Quick and Easy Seafood Cookery
Here’s a method for cooking fish fillets to perfection. This applies to any fish which you fancy cooking with the skin on, I like to leave the skin on most white fish because I want the customer to be able to recognise what they are eating and this is just a great way of cooking fish fillets.
Sea Bass is widely farmed now and avaliable year round, wild bass is, of course stunning and much nicer but this isn’t a post for professional chefs with someone else’s money to spend.
Have your local fishmonger (that means supermarket in the real world-are you listening Jamie, Rick and Gordon?) fillet the bass for you, if they’re any good they will pin bone any fillets you want-ask them to pin bone some trout for you, they’ll love that
Take your fillets home and put them on a blue colour coded chopping board like I have to so as to avoid cross contamination (are you still listening celebrities?) Take a sharp knife, not that one you got off the shopping channel on satellite that cuts through iron girders and never loses its edge, the other one with the flat blade.

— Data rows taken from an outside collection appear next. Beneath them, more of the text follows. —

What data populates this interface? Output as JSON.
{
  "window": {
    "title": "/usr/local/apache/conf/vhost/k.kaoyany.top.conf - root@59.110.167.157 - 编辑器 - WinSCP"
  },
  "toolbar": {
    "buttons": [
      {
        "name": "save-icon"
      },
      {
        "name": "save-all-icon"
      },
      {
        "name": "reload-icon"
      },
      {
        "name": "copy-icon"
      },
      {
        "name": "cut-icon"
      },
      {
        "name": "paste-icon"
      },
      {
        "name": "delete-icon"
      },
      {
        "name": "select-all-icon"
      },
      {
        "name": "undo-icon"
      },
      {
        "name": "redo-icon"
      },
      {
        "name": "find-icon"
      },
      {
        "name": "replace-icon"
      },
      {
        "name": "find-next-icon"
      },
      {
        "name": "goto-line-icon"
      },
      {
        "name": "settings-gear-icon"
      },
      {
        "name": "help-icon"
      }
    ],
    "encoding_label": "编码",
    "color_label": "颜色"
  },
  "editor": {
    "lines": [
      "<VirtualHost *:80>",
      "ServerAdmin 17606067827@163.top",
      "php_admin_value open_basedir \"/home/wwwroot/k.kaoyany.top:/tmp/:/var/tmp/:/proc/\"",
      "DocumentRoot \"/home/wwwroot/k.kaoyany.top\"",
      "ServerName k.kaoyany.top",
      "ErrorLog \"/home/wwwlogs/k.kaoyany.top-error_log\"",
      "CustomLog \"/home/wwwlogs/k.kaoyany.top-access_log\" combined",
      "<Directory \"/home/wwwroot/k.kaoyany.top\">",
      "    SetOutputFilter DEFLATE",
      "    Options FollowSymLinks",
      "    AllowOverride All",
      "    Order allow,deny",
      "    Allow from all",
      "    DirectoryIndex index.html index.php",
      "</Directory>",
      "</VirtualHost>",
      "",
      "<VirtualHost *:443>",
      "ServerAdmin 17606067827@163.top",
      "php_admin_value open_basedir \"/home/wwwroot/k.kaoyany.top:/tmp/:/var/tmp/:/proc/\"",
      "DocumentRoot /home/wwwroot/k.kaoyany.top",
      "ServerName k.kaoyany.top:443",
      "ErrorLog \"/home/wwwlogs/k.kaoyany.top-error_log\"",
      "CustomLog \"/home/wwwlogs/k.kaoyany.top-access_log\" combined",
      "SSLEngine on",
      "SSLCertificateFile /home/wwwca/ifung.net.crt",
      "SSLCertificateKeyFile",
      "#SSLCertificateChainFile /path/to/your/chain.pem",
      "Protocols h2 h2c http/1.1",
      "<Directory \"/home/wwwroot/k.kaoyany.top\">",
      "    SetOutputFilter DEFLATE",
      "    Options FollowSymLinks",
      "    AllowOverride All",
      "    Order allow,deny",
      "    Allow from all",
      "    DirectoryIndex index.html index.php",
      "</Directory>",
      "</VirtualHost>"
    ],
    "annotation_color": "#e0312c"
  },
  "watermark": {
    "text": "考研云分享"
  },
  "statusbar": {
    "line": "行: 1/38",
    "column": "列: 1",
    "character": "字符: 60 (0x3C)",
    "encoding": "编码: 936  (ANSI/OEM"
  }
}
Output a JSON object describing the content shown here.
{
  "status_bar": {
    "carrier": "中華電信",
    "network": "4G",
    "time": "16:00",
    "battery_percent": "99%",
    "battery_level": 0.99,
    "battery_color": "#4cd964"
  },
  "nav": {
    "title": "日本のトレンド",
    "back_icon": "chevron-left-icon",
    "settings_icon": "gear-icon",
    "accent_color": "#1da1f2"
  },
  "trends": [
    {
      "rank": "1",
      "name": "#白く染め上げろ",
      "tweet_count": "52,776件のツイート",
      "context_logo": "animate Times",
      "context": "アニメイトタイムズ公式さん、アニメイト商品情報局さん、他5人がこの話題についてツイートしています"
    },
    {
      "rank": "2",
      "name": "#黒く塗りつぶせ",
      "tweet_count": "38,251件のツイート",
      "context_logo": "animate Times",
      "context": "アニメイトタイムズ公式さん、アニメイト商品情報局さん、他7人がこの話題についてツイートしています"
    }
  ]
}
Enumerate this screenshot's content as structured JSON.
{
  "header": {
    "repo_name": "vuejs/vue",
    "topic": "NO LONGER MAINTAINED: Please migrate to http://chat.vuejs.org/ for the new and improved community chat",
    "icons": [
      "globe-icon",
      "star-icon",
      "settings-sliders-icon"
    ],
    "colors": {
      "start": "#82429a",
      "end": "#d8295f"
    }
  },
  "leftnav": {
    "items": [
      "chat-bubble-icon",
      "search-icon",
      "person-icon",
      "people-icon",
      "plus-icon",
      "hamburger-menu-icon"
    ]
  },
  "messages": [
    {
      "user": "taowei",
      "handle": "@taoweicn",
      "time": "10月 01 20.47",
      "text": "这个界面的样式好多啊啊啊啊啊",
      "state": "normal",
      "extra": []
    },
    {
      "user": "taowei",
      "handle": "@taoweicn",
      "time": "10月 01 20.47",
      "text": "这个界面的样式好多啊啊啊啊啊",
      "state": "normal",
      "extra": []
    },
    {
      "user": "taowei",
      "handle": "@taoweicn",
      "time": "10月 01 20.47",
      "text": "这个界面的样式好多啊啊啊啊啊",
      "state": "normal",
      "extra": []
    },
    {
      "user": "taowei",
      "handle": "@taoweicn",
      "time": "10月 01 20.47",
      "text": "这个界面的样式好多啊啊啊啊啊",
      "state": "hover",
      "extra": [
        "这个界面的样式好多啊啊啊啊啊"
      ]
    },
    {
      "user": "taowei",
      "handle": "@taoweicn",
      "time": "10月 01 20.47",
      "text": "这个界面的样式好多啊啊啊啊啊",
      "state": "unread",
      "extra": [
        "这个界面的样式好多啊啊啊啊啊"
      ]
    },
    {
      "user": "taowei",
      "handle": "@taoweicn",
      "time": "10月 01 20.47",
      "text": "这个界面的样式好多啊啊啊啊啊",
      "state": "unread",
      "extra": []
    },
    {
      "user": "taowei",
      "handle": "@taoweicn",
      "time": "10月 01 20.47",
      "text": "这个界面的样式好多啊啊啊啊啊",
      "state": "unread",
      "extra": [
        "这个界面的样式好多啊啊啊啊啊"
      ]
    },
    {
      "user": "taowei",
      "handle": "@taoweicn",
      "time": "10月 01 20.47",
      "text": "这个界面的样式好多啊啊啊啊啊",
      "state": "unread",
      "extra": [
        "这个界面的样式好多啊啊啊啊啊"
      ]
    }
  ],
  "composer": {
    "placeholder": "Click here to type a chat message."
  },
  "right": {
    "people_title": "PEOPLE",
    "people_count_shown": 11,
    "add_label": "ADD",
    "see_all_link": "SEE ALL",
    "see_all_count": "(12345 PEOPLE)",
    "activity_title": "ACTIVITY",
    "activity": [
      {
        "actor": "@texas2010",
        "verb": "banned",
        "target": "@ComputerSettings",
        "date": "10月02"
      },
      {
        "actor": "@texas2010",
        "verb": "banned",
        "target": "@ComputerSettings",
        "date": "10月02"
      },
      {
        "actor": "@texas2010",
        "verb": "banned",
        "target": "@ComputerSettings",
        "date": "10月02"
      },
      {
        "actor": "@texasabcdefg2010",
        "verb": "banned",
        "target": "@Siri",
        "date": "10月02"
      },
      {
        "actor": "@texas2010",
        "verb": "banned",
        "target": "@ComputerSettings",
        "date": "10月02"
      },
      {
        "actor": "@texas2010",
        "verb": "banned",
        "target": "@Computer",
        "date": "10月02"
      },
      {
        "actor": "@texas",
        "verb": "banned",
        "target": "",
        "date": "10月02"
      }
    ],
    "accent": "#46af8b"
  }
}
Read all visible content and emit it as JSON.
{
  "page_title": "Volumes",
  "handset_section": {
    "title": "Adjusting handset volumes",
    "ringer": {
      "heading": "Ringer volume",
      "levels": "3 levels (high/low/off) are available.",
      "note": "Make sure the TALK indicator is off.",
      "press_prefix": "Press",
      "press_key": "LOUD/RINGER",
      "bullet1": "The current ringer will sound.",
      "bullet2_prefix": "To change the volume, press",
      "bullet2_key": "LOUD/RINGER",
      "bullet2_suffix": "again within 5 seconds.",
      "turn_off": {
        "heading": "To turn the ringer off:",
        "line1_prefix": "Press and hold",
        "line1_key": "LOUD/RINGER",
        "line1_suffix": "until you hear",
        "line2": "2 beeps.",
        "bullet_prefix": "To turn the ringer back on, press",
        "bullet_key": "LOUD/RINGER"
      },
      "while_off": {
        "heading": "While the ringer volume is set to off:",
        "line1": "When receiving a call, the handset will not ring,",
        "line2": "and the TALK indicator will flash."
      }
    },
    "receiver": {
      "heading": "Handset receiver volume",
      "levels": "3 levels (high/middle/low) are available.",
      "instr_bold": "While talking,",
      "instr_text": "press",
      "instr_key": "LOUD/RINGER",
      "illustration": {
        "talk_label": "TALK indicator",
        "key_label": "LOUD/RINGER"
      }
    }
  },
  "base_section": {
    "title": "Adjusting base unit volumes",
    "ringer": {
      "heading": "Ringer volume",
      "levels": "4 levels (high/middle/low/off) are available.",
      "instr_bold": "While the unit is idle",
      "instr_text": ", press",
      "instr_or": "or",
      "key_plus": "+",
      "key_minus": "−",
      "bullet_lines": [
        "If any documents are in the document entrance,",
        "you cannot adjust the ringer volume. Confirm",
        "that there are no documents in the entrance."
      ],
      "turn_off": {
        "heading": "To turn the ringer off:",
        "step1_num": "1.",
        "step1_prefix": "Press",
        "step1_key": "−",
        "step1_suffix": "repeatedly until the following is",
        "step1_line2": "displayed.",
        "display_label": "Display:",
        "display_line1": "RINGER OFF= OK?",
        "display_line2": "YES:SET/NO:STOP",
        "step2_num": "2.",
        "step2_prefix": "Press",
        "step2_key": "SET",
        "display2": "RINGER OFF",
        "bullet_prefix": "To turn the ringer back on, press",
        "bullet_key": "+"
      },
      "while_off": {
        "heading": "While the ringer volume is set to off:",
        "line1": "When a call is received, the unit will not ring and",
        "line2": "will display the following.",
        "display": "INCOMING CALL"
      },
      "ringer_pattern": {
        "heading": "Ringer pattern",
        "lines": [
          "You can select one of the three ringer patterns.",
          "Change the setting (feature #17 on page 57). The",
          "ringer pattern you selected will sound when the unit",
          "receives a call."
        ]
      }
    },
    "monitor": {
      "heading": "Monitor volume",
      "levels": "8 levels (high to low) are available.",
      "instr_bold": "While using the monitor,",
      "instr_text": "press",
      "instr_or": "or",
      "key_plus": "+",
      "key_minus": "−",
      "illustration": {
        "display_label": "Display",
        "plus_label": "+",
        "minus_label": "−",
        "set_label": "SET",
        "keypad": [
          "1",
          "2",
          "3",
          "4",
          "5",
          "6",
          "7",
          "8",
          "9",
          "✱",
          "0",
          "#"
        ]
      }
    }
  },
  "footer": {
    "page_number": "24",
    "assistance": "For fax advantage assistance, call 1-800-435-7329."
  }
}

Start at one end and pushing the knife away from you scrape the skin. Wipe your knife clean (if you’re under 21 ask a parent or guardian) and repeat. You want to remove any scales and excess moisture from the skin, don’t hack it to death, you want to leave the skin in place. When you have removed as much gunk from the skin as you can pat the fillets dry with kitchen towel.
Heat a frying pan, close the doors and turn on the extraction. Add a drop of oil and swirl around the pan. Carefully place the fillets skin side down in the pan and leave well alone. Resist the temptation to shake the pan or move the fillets around. The fish should cook on its skin side for about 80% of the total cooking time. As the skin begins to crisp and brown carefully turn over and finish cooking the fish on the flesh side, keep the temperature constant and the fish will cook very quickly. If you are cooking a thicker piece of fish then finish the cooking in a red hot oven.
When the flesh has turned a pearly white and the skin a crisp brown then you’re done.